Data to use –
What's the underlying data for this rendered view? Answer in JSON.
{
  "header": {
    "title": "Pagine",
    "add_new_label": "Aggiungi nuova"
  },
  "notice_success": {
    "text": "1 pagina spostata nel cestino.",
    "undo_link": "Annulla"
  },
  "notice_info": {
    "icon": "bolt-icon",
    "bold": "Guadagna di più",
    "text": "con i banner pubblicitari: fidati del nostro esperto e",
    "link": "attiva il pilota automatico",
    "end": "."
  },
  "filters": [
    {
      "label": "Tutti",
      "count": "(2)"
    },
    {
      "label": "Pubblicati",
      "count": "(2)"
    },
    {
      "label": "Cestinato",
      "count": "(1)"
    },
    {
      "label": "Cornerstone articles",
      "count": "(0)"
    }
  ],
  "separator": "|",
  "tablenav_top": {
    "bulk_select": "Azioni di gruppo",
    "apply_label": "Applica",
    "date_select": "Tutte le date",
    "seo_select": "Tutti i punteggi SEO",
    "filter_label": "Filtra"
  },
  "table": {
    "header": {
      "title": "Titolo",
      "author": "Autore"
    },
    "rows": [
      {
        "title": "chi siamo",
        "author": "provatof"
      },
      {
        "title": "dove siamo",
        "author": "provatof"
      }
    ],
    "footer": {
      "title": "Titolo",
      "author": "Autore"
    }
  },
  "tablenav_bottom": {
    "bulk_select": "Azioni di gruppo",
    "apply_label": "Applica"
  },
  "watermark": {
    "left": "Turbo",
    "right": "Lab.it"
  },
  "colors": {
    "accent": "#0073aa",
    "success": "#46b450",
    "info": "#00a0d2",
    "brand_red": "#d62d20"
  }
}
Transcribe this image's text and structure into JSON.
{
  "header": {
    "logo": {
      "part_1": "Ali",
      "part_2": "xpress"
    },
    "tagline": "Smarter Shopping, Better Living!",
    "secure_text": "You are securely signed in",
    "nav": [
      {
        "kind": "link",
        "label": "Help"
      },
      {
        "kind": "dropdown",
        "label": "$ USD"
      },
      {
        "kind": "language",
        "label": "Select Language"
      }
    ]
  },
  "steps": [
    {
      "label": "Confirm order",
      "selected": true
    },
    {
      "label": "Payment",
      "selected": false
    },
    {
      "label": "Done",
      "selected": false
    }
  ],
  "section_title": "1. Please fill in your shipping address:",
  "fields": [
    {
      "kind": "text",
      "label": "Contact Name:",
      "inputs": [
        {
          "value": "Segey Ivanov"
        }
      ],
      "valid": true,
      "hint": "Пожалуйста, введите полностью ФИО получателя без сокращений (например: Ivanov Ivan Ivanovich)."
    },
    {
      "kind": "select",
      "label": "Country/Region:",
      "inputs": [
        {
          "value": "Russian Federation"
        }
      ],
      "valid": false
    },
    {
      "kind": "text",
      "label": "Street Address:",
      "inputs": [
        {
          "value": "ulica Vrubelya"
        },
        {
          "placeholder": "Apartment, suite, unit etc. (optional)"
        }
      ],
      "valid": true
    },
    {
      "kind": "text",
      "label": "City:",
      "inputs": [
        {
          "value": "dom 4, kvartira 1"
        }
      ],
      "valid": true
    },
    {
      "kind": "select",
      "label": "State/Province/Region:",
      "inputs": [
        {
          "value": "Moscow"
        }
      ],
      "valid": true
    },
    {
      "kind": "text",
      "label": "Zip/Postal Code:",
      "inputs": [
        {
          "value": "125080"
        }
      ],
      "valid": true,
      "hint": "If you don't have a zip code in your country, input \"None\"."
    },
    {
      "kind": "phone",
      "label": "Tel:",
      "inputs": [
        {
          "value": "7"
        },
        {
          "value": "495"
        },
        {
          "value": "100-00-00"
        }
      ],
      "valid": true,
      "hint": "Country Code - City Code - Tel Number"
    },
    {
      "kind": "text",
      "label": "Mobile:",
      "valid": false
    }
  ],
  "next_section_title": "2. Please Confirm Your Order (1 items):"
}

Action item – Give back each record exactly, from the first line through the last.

Answer to this task –
What's the underlying data for this rendered view? Answer in JSON.
{
  "header": {
    "title": "Pagine",
    "add_new_label": "Aggiungi nuova"
  },
  "notice_success": {
    "text": "1 pagina spostata nel cestino.",
    "undo_link": "Annulla"
  },
  "notice_info": {
    "icon": "bolt-icon",
    "bold": "Guadagna di più",
    "text": "con i banner pubblicitari: fidati del nostro esperto e",
    "link": "attiva il pilota automatico",
    "end": "."
  },
  "filters": [
    {
      "label": "Tutti",
      "count": "(2)"
    },
    {
      "label": "Pubblicati",
      "count": "(2)"
    },
    {
      "label": "Cestinato",
      "count": "(1)"
    },
    {
      "label": "Cornerstone articles",
      "count": "(0)"
    }
  ],
  "separator": "|",
  "tablenav_top": {
    "bulk_select": "Azioni di gruppo",
    "apply_label": "Applica",
    "date_select": "Tutte le date",
    "seo_select": "Tutti i punteggi SEO",
    "filter_label": "Filtra"
  },
  "table": {
    "header": {
      "title": "Titolo",
      "author": "Autore"
    },
    "rows": [
      {
        "title": "chi siamo",
        "author": "provatof"
      },
      {
        "title": "dove siamo",
        "author": "provatof"
      }
    ],
    "footer": {
      "title": "Titolo",
      "author": "Autore"
    }
  },
  "tablenav_bottom": {
    "bulk_select": "Azioni di gruppo",
    "apply_label": "Applica"
  },
  "watermark": {
    "left": "Turbo",
    "right": "Lab.it"
  },
  "colors": {
    "accent": "#0073aa",
    "success": "#46b450",
    "info": "#00a0d2",
    "brand_red": "#d62d20"
  }
}
Transcribe this image's text and structure into JSON.
{
  "header": {
    "logo": {
      "part_1": "Ali",
      "part_2": "xpress"
    },
    "tagline": "Smarter Shopping, Better Living!",
    "secure_text": "You are securely signed in",
    "nav": [
      {
        "kind": "link",
        "label": "Help"
      },
      {
        "kind": "dropdown",
        "label": "$ USD"
      },
      {
        "kind": "language",
        "label": "Select Language"
      }
    ]
  },
  "steps": [
    {
      "label": "Confirm order",
      "selected": true
    },
    {
      "label": "Payment",
      "selected": false
    },
    {
      "label": "Done",
      "selected": false
    }
  ],
  "section_title": "1. Please fill in your shipping address:",
  "fields": [
    {
      "kind": "text",
      "label": "Contact Name:",
      "inputs": [
        {
          "value": "Segey Ivanov"
        }
      ],
      "valid": true,
      "hint": "Пожалуйста, введите полностью ФИО получателя без сокращений (например: Ivanov Ivan Ivanovich)."
    },
    {
      "kind": "select",
      "label": "Country/Region:",
      "inputs": [
        {
          "value": "Russian Federation"
        }
      ],
      "valid": false
    },
    {
      "kind": "text",
      "label": "Street Address:",
      "inputs": [
        {
          "value": "ulica Vrubelya"
        },
        {
          "placeholder": "Apartment, suite, unit etc. (optional)"
        }
      ],
      "valid": true
    },
    {
      "kind": "text",
      "label": "City:",
      "inputs": [
        {
          "value": "dom 4, kvartira 1"
        }
      ],
      "valid": true
    },
    {
      "kind": "select",
      "label": "State/Province/Region:",
      "inputs": [
        {
          "value": "Moscow"
        }
      ],
      "valid": true
    },
    {
      "kind": "text",
      "label": "Zip/Postal Code:",
      "inputs": [
        {
          "value": "125080"
        }
      ],
      "valid": true,
      "hint": "If you don't have a zip code in your country, input \"None\"."
    },
    {
      "kind": "phone",
      "label": "Tel:",
      "inputs": [
        {
          "value": "7"
        },
        {
          "value": "495"
        },
        {
          "value": "100-00-00"
        }
      ],
      "valid": true,
      "hint": "Country Code - City Code - Tel Number"
    },
    {
      "kind": "text",
      "label": "Mobile:",
      "valid": false
    }
  ],
  "next_section_title": "2. Please Confirm Your Order (1 items):"
}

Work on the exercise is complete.